• [To do]: Within the material below, how many lines contain the word "Angefragt"? Give that number only.

◇ ◇ ◇ ◇ ◇

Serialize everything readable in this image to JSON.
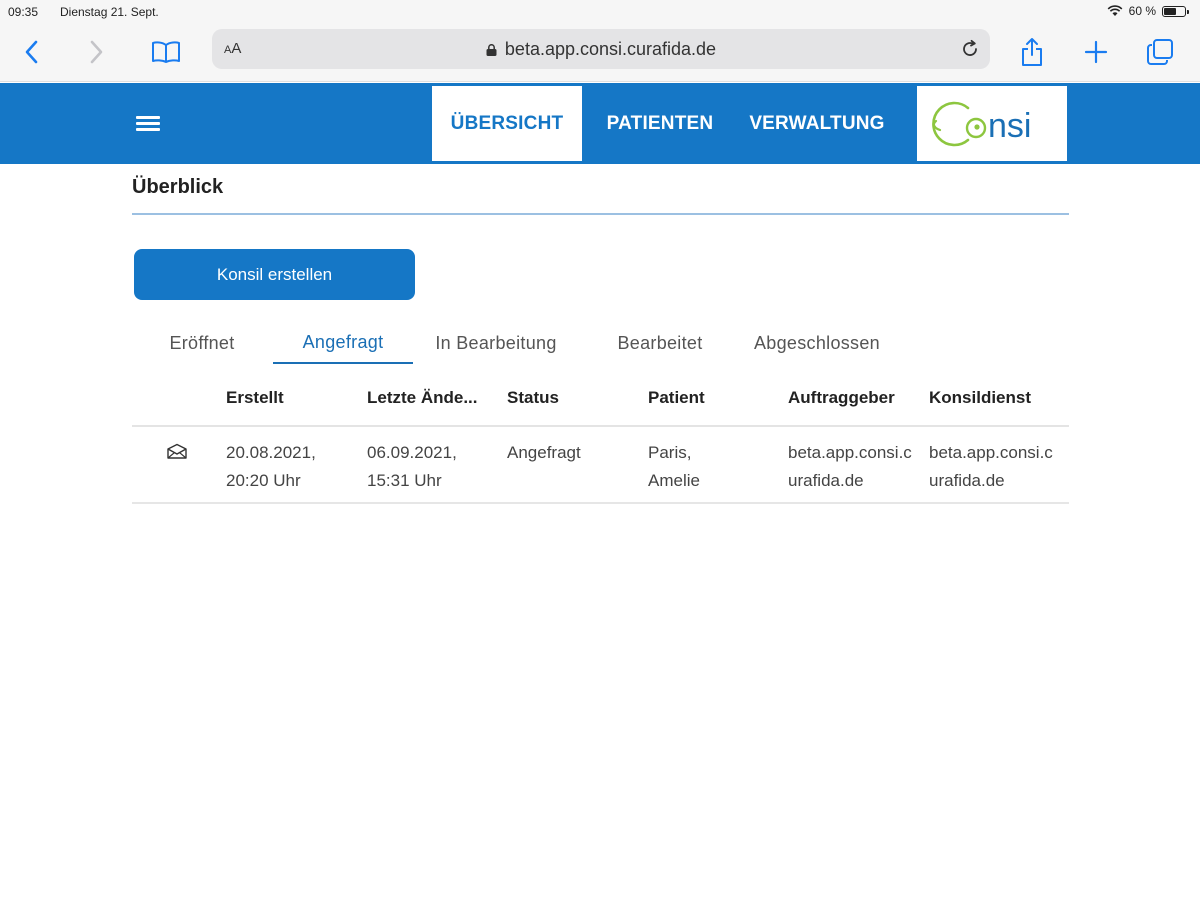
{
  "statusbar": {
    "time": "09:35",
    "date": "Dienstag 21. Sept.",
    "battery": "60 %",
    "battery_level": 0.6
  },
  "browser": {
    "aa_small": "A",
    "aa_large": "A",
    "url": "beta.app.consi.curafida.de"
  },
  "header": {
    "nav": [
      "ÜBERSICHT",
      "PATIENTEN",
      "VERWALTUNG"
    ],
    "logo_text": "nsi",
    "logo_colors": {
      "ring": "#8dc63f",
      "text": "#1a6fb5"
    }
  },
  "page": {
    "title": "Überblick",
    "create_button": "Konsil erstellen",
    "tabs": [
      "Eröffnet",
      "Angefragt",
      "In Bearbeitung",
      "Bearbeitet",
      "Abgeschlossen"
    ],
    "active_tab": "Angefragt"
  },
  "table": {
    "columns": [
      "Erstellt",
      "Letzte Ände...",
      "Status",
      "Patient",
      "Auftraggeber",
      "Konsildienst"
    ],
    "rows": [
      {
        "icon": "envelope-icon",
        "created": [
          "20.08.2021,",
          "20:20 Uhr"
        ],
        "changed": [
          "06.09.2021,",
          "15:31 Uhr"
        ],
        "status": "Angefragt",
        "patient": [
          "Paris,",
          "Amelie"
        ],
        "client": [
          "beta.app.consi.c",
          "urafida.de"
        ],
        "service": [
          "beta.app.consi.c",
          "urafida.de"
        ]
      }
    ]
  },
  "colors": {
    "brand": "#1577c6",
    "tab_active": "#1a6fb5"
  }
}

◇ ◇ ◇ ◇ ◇

• [Answer space]: 3